### Stored items
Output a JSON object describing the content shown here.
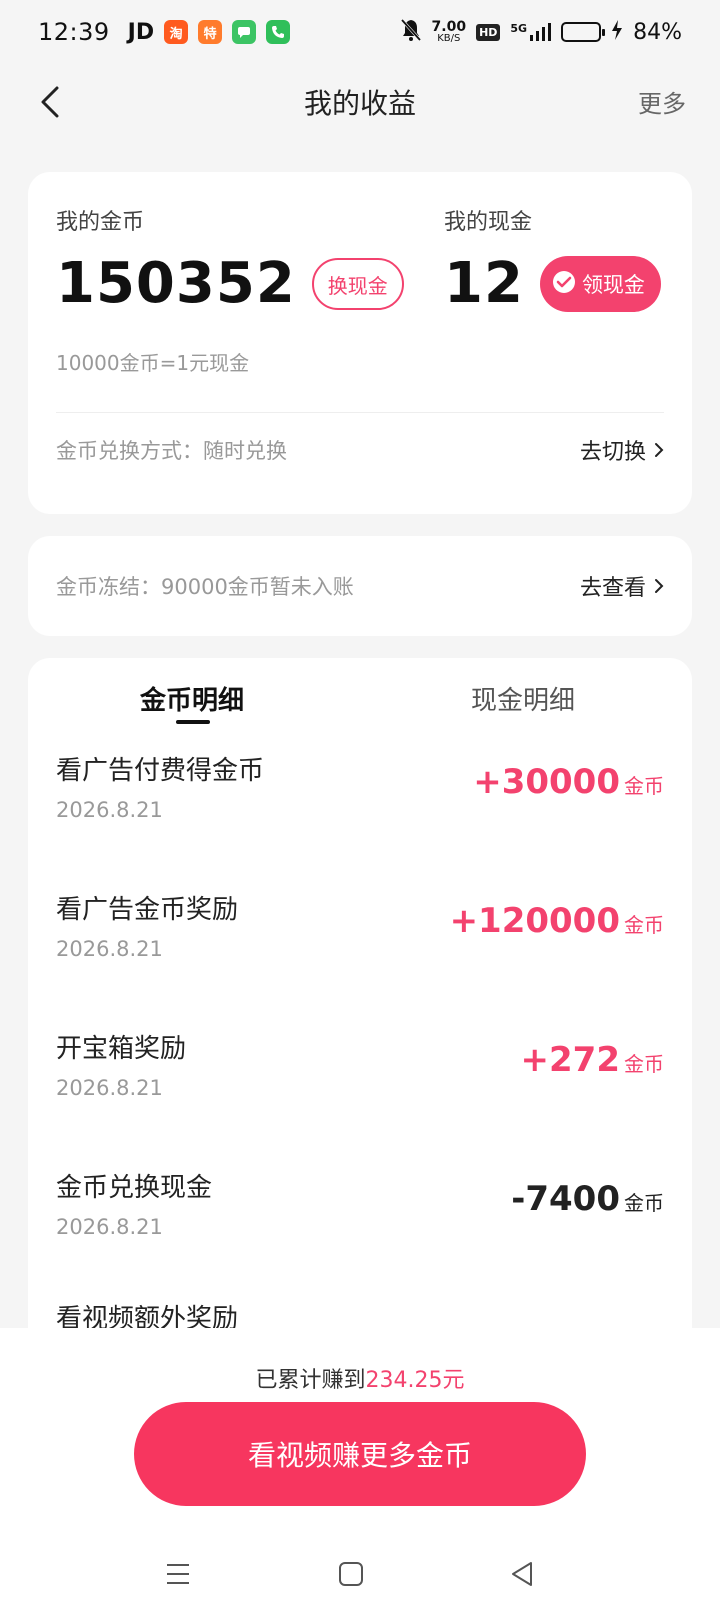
{
  "status_bar": {
    "time": "12:39",
    "carrier": "JD",
    "net_speed_value": "7.00",
    "net_speed_unit": "KB/S",
    "hd_label": "HD",
    "network": "5G",
    "battery_percent": "84%",
    "battery_level": 0.84,
    "app_icons": [
      "taobao-icon",
      "taobao-special-icon",
      "messages-icon",
      "phone-icon"
    ],
    "app_icon_labels": [
      "淘",
      "特"
    ]
  },
  "header": {
    "title": "我的收益",
    "more_label": "更多"
  },
  "earnings": {
    "coin_label": "我的金币",
    "coin_value": "150352",
    "exchange_button": "换现金",
    "cash_label": "我的现金",
    "cash_value": "12",
    "withdraw_button": "领现金",
    "rate_note": "10000金币=1元现金",
    "exchange_mode_label": "金币兑换方式：随时兑换",
    "exchange_mode_action": "去切换"
  },
  "freeze": {
    "label": "金币冻结：90000金币暂未入账",
    "action": "去查看"
  },
  "tabs": {
    "coin_detail": "金币明细",
    "cash_detail": "现金明细"
  },
  "transactions": [
    {
      "title": "看广告付费得金币",
      "date": "2026.8.21",
      "amount": "+30000",
      "unit": "金币",
      "positive": true
    },
    {
      "title": "看广告金币奖励",
      "date": "2026.8.21",
      "amount": "+120000",
      "unit": "金币",
      "positive": true
    },
    {
      "title": "开宝箱奖励",
      "date": "2026.8.21",
      "amount": "+272",
      "unit": "金币",
      "positive": true
    },
    {
      "title": "金币兑换现金",
      "date": "2026.8.21",
      "amount": "-7400",
      "unit": "金币",
      "positive": false
    }
  ],
  "partial_item_title": "看视频额外奖励",
  "footer": {
    "total_prefix": "已累计赚到",
    "total_amount": "234.25元",
    "cta_label": "看视频赚更多金币"
  },
  "colors": {
    "accent": "#f3426e",
    "cta": "#f7365f",
    "background": "#f5f5f5"
  }
}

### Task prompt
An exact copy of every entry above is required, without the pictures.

### Solved problem
Output a JSON object describing the content shown here.
{
  "status_bar": {
    "time": "12:39",
    "carrier": "JD",
    "net_speed_value": "7.00",
    "net_speed_unit": "KB/S",
    "hd_label": "HD",
    "network": "5G",
    "battery_percent": "84%",
    "battery_level": 0.84,
    "app_icons": [
      "taobao-icon",
      "taobao-special-icon",
      "messages-icon",
      "phone-icon"
    ],
    "app_icon_labels": [
      "淘",
      "特"
    ]
  },
  "header": {
    "title": "我的收益",
    "more_label": "更多"
  },
  "earnings": {
    "coin_label": "我的金币",
    "coin_value": "150352",
    "exchange_button": "换现金",
    "cash_label": "我的现金",
    "cash_value": "12",
    "withdraw_button": "领现金",
    "rate_note": "10000金币=1元现金",
    "exchange_mode_label": "金币兑换方式：随时兑换",
    "exchange_mode_action": "去切换"
  },
  "freeze": {
    "label": "金币冻结：90000金币暂未入账",
    "action": "去查看"
  },
  "tabs": {
    "coin_detail": "金币明细",
    "cash_detail": "现金明细"
  },
  "transactions": [
    {
      "title": "看广告付费得金币",
      "date": "2026.8.21",
      "amount": "+30000",
      "unit": "金币",
      "positive": true
    },
    {
      "title": "看广告金币奖励",
      "date": "2026.8.21",
      "amount": "+120000",
      "unit": "金币",
      "positive": true
    },
    {
      "title": "开宝箱奖励",
      "date": "2026.8.21",
      "amount": "+272",
      "unit": "金币",
      "positive": true
    },
    {
      "title": "金币兑换现金",
      "date": "2026.8.21",
      "amount": "-7400",
      "unit": "金币",
      "positive": false
    }
  ],
  "partial_item_title": "看视频额外奖励",
  "footer": {
    "total_prefix": "已累计赚到",
    "total_amount": "234.25元",
    "cta_label": "看视频赚更多金币"
  },
  "colors": {
    "accent": "#f3426e",
    "cta": "#f7365f",
    "background": "#f5f5f5"
  }
}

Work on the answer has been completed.